**Exercise directions:** Copy every line of the entries that includes the word "level".

(Interface dataset entries)
= = = = = = =

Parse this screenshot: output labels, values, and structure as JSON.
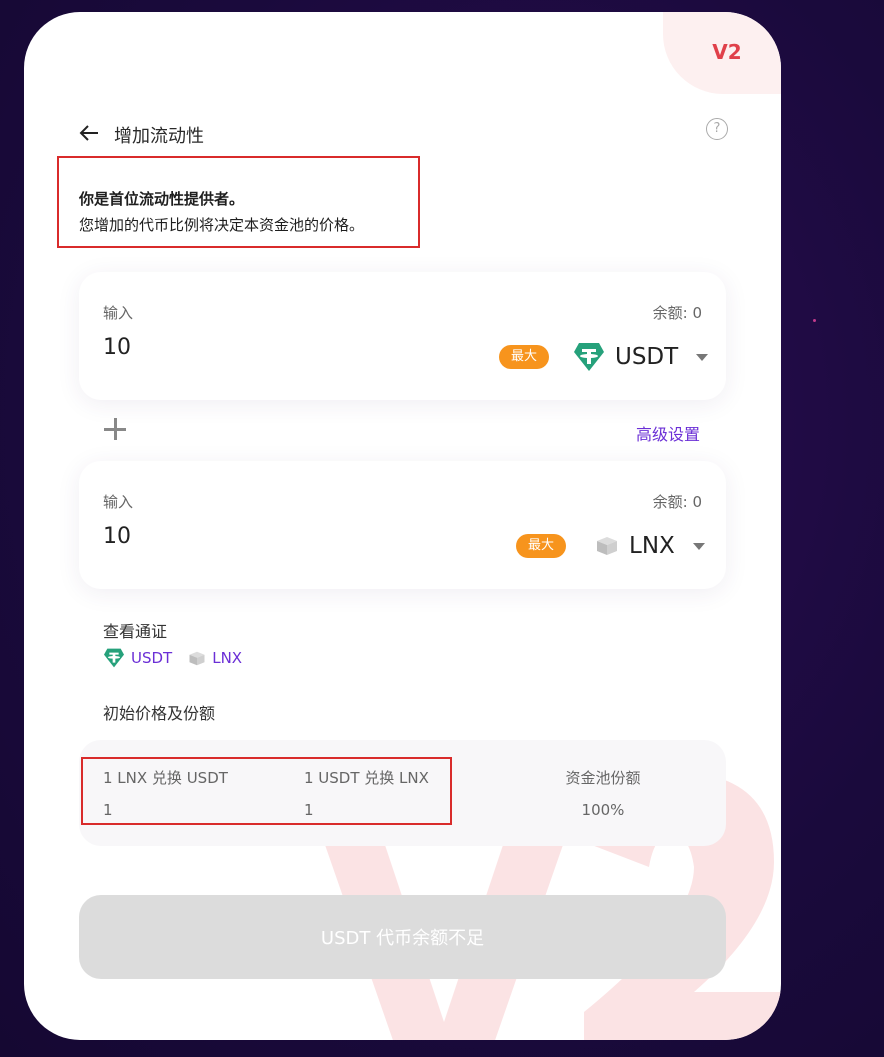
{
  "header": {
    "version": "V2",
    "title": "增加流动性",
    "help": "?"
  },
  "notice": {
    "line1": "你是首位流动性提供者。",
    "line2": "您增加的代币比例将决定本资金池的价格。"
  },
  "input_a": {
    "label": "输入",
    "balance": "余额: 0",
    "value": "10",
    "max": "最大",
    "token": "USDT"
  },
  "advanced": "高级设置",
  "input_b": {
    "label": "输入",
    "balance": "余额: 0",
    "value": "10",
    "max": "最大",
    "token": "LNX"
  },
  "view_token": {
    "label": "查看通证",
    "links": [
      "USDT",
      "LNX"
    ]
  },
  "price": {
    "title": "初始价格及份额",
    "cols": [
      {
        "label": "1 LNX 兑换 USDT",
        "value": "1"
      },
      {
        "label": "1 USDT 兑换 LNX",
        "value": "1"
      },
      {
        "label": "资金池份额",
        "value": "100%"
      }
    ]
  },
  "submit": "USDT 代币余额不足",
  "colors": {
    "accent": "#6b2fd6",
    "max_badge": "#f7941d",
    "tether": "#26a17b",
    "v2": "#e0404a"
  },
  "icons": [
    "back-arrow-icon",
    "help-icon",
    "tether-icon",
    "lnx-cube-icon",
    "chevron-down-icon",
    "plus-icon"
  ]
}
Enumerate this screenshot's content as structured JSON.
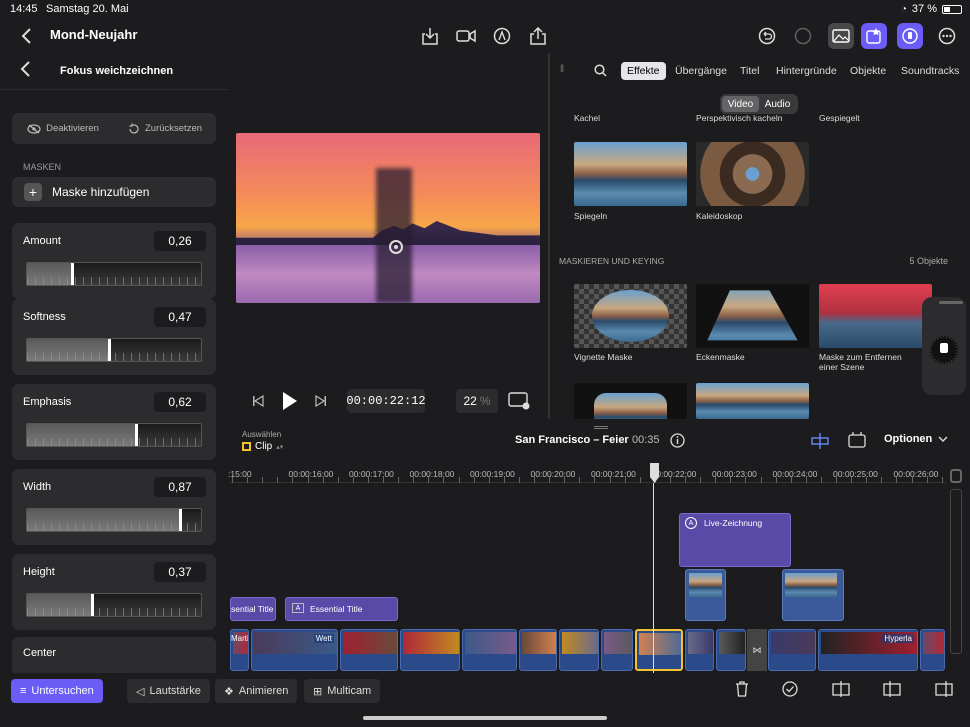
{
  "status": {
    "time": "14:45",
    "date": "Samstag 20. Mai",
    "battery": "37 %"
  },
  "toolbar": {
    "back_icon": "chevron-left-icon",
    "project_title": "Mond-Neujahr"
  },
  "inspector": {
    "title": "Fokus weichzeichnen",
    "deactivate_label": "Deaktivieren",
    "reset_label": "Zurücksetzen",
    "masks_section": "MASKEN",
    "add_mask_label": "Maske hinzufügen",
    "params": [
      {
        "label": "Amount",
        "value": "0,26",
        "level": 0.26
      },
      {
        "label": "Softness",
        "value": "0,47",
        "level": 0.47
      },
      {
        "label": "Emphasis",
        "value": "0,62",
        "level": 0.62
      },
      {
        "label": "Width",
        "value": "0,87",
        "level": 0.87
      },
      {
        "label": "Height",
        "value": "0,37",
        "level": 0.37
      }
    ],
    "center_label": "Center"
  },
  "viewer": {
    "timecode": "00:00:22:12",
    "zoom_value": "22",
    "zoom_unit": "%"
  },
  "browser": {
    "tabs": [
      "Effekte",
      "Übergänge",
      "Titel",
      "Hintergründe",
      "Objekte",
      "Soundtracks"
    ],
    "active_tab": "Effekte",
    "segment": [
      "Video",
      "Audio"
    ],
    "top_row_labels": [
      "Kachel",
      "Perspektivisch kacheln",
      "Gespiegelt"
    ],
    "row1": [
      "Spiegeln",
      "Kaleidoskop"
    ],
    "section_title": "MASKIEREN UND KEYING",
    "section_count": "5 Objekte",
    "row2": [
      "Vignette Maske",
      "Eckenmaske",
      "Maske zum Entfernen einer Szene"
    ]
  },
  "timeline": {
    "select_label": "Auswählen",
    "select_value": "Clip",
    "project_name": "San Francisco – Feier",
    "duration": "00:35",
    "options_label": "Optionen",
    "ruler": [
      ":15:00",
      "00:00:16:00",
      "00:00:17:00",
      "00:00:18:00",
      "00:00:19:00",
      "00:00:20:00",
      "00:00:21:00",
      "00:00:22:00",
      "00:00:23:00",
      "00:00:24:00",
      "00:00:25:00",
      "00:00:26:00"
    ],
    "clip_live": "Live-Zeichnung",
    "clip_title1": "sential Title",
    "clip_title2": "Essential Title",
    "clip_marti": "Marti",
    "clip_wett": "Wett",
    "clip_hyper": "Hyperla"
  },
  "bottom": {
    "inspect_label": "Untersuchen",
    "volume_label": "Lautstärke",
    "animate_label": "Animieren",
    "multicam_label": "Multicam"
  }
}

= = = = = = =

**Answer box:**
        "level": 0.26
        "level": 0.47
        "level": 0.62
        "level": 0.87
        "level": 0.37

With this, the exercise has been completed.